City of Edmonton’s ABCs
What are the ABC’s? It’s stands for Agencies, Boards and Commissions.
These agencies, boards and commissions consist of a group of people who apply and are appointed to make decisions, or give advice to the city on certain topics. I myself have applied and currently volunteer for one, for the Edmonton Transit Service Advisory Board, as I am passionate about improving our bus and LRT service in the city, which is a responsibility of the municipal government.
For today I want to share about the first ABC on the list, which is the Accessibility Advisory Committee! What are they and what do they do? Their goal is to help the city in making sure that policies, programs, services and infrastructure that the city government is responsible for, is inclusive and usable for disabled people.

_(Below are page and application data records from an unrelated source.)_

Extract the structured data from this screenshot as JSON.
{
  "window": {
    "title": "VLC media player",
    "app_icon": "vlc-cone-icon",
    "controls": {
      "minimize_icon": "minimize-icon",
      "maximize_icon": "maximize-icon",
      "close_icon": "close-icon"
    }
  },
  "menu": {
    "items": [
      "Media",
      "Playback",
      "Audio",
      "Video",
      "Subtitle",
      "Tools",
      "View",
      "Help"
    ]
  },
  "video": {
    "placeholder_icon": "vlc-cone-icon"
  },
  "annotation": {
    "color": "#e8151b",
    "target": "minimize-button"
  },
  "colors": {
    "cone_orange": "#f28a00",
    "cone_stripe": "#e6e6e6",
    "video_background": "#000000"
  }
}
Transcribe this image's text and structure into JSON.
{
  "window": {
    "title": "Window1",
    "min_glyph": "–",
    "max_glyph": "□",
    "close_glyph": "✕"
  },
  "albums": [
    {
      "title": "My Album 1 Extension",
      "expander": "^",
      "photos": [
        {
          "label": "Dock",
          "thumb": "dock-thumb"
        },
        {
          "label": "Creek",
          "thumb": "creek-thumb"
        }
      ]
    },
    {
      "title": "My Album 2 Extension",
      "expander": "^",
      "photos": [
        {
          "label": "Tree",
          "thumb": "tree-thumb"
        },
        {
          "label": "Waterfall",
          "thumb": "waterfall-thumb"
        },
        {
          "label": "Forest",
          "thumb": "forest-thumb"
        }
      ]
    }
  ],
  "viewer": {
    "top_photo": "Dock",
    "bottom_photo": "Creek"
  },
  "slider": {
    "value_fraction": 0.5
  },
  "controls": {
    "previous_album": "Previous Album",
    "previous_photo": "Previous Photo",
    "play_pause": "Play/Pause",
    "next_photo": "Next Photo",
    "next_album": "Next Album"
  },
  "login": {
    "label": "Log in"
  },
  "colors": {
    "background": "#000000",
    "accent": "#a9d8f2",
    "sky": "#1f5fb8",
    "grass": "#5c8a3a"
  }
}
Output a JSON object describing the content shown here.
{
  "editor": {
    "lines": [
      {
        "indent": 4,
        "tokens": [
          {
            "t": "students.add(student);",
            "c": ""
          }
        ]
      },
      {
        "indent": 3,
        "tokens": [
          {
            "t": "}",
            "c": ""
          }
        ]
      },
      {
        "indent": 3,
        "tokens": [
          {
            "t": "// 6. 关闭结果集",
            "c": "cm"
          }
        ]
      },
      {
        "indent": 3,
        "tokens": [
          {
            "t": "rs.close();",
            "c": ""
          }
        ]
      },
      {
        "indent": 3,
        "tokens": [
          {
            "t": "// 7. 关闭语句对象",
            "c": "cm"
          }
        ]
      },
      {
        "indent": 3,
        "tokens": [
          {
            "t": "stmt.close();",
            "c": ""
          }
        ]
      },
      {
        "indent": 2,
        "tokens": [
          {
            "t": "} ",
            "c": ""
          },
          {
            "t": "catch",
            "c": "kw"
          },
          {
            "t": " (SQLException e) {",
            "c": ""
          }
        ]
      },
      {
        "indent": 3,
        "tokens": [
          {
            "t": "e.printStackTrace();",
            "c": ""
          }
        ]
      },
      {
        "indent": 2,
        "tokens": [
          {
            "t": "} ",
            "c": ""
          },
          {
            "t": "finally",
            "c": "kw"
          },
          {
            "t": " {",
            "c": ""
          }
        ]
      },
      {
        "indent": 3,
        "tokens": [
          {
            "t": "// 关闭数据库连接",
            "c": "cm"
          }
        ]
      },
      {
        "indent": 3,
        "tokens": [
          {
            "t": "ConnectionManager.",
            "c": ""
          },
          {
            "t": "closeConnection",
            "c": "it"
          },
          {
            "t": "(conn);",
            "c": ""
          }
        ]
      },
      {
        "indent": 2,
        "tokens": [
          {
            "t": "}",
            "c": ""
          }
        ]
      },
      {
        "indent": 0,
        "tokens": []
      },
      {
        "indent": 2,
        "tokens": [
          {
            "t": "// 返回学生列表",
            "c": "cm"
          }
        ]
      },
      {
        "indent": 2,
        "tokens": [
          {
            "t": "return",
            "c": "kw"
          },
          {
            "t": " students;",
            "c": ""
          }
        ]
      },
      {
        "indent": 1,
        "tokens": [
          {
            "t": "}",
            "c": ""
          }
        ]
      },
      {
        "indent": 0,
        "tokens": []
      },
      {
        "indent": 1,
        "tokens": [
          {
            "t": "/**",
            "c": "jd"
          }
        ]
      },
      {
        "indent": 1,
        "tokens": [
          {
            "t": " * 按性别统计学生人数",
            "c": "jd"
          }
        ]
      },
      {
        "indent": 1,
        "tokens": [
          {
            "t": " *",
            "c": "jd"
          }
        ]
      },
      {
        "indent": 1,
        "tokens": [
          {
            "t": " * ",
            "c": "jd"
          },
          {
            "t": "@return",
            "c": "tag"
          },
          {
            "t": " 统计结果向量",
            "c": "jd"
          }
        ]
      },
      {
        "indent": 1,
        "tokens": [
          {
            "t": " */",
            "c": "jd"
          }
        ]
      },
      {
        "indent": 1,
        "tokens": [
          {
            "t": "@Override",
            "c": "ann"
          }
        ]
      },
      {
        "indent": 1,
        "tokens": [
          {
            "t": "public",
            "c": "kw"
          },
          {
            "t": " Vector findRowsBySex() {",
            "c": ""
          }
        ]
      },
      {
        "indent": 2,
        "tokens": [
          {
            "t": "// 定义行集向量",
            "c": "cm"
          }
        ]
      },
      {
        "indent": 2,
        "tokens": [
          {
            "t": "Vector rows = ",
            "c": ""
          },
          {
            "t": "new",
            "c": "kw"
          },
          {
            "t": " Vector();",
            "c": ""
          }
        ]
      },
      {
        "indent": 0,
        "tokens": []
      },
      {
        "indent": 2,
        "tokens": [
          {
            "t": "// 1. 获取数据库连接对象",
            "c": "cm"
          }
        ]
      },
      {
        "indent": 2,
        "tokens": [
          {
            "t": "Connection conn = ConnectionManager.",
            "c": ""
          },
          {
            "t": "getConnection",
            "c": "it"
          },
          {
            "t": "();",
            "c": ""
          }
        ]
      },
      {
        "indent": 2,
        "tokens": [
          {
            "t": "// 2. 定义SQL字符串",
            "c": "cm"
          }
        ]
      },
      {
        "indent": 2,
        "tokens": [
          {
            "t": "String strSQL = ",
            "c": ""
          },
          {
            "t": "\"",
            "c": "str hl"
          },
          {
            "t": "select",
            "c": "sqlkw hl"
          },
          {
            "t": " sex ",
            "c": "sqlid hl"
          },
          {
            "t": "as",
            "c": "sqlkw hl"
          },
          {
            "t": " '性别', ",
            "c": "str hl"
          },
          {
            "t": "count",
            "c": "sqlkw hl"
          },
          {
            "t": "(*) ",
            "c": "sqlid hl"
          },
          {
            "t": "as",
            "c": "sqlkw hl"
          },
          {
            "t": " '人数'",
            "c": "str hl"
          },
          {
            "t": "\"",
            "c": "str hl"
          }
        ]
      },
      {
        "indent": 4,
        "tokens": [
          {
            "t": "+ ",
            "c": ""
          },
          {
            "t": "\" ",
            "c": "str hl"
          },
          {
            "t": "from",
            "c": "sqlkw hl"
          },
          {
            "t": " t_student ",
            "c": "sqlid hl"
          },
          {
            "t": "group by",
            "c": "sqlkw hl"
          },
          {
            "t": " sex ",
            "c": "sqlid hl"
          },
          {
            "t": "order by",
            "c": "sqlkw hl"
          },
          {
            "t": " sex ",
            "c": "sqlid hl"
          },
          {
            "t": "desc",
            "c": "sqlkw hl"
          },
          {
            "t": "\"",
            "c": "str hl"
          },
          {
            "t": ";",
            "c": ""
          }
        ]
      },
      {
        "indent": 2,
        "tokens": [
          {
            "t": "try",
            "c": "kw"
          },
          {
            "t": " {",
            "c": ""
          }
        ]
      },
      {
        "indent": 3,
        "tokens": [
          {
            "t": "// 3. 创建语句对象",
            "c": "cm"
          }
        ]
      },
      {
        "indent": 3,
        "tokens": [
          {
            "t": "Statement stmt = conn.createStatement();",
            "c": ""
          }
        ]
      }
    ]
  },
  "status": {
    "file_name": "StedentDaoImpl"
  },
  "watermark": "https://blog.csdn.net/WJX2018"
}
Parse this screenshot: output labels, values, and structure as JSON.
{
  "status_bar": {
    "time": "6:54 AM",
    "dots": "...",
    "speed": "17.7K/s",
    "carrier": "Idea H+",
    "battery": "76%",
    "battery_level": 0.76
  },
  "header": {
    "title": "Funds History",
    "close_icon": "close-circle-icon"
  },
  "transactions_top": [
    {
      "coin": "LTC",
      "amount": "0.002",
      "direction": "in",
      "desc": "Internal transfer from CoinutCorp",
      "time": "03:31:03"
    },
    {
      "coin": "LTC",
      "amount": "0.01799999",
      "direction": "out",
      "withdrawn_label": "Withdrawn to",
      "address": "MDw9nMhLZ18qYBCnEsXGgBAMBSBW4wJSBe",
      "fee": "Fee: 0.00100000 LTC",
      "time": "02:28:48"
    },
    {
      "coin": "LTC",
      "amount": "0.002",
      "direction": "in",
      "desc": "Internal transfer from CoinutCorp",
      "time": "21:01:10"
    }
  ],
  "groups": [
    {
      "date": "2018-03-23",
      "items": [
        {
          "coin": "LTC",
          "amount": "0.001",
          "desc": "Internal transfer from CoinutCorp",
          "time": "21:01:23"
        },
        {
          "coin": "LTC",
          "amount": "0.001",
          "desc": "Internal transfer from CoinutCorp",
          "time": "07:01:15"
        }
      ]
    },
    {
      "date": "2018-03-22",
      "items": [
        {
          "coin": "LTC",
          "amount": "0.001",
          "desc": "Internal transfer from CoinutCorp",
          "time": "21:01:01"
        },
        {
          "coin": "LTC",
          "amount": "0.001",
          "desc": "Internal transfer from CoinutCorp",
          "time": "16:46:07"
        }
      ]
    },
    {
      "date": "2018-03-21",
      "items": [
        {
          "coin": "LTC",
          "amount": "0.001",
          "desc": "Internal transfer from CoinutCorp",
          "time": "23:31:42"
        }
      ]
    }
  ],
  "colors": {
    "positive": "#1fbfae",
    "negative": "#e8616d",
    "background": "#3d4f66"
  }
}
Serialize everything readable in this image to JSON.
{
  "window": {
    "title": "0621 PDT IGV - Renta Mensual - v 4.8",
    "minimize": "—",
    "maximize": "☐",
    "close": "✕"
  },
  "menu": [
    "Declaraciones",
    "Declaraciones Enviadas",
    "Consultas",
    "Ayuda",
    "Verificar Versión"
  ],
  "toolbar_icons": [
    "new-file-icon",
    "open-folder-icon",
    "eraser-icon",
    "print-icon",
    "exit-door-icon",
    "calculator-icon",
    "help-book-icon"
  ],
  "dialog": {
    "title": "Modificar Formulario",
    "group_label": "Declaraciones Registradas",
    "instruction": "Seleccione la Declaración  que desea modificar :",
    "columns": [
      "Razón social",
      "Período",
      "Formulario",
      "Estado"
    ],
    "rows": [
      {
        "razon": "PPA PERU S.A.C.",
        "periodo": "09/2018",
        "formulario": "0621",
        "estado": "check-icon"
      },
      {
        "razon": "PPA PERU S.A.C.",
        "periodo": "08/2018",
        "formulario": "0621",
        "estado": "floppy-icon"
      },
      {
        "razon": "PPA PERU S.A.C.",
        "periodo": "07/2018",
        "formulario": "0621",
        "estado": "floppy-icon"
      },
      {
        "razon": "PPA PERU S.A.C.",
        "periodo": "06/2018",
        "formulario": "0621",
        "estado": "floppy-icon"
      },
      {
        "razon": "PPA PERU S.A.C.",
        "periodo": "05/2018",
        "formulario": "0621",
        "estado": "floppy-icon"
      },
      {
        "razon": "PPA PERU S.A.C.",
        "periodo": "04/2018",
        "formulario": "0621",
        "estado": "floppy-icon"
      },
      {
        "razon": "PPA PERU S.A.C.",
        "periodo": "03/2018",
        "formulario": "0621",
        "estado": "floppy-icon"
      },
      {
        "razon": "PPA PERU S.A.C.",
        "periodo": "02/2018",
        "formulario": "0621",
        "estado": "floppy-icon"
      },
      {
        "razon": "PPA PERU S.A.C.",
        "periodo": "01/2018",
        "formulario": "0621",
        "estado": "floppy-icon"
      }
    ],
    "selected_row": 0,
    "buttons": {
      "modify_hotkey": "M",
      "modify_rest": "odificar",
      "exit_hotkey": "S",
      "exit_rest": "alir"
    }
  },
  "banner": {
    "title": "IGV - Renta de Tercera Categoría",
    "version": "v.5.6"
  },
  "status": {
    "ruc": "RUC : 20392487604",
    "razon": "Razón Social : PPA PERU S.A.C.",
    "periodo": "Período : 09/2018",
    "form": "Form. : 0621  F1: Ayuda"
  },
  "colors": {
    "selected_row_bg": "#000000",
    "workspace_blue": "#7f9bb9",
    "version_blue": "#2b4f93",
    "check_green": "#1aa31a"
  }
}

Some examples can be, pointing out that a city building needs to improve how a wheelchair ramp is located and designed, or advocating for the city to help build more homes that are affordable and accessible for people who use mobility aids like wheelchairs, walkers and scooters, as there is a shortage of those types of homes. They hold meetings once a month and do additional work in between such as research, giving feedback to city staff, or raising awareness on perspectives that might not always be considered.
In 2020, right when the pandemic started and everyone had to isolate, I remember one of their board members, who is deaf, who fiercely advocated to make sure all online video press conferences and meetings, have a sign language interpreter as well as accurate, professional live captions, so that people with hearing problems and language barriers can understand what is being discussed.
For the Accessibility Advisory Committee, just like many of the ABCs, recruitment happens in the beginning of the year where people from all walks of life can apply. Usually there are announcements by the city when applications are open. Many people, both politicians, civil servants, and everyday people, try to share the word when applications are open. It is similar to a job application, where you have to send a resume, reference letters and log in to the city’s online application portal. So if you are interested, mark your calendars so you can join and apply early next year and participate in this committee.
311 At Your Fingertips
You might be wondering, what is 311? Here in Canada, in Edmonton, you might have heard of several 3 digit contact numbers for various needs, like 211, 911 or 811. 311 is for our municipal government, a method for anyone to file complains and concerns that you see, that is under the responsibility of the city government. Potholes, broken streetlights, sidewalk damage, snow and ice, and so many more.
Is 311 a phone number, yes! You can dial 3 – 1 – 1- simple as that! And you will hear an automated voice prompt asking you what you need help with, then you will be directed to the appropriate staff person at the call centre to speak to you. The call centre is open 7 AM – 7 PM Monday to Sunday, but closed on holidays.
Thankfully you can also download an app right on your phone! If you have an Iphone or and Android phone, downloading the app is easy. New Request, Recent, My Requests, My Favourites, and Reporter (which saves your name and phone number) and a direct link to the City of Edmonton’s Twitter account. In future episodes, I will take about the different types of complaints and issues you can file using the 311 app and how to use them effectively so that the city can resolve the issue you saw.
Giselle General, your everyday Engaged Edmontonian is back next month May 21st for another instalment of Civic Education.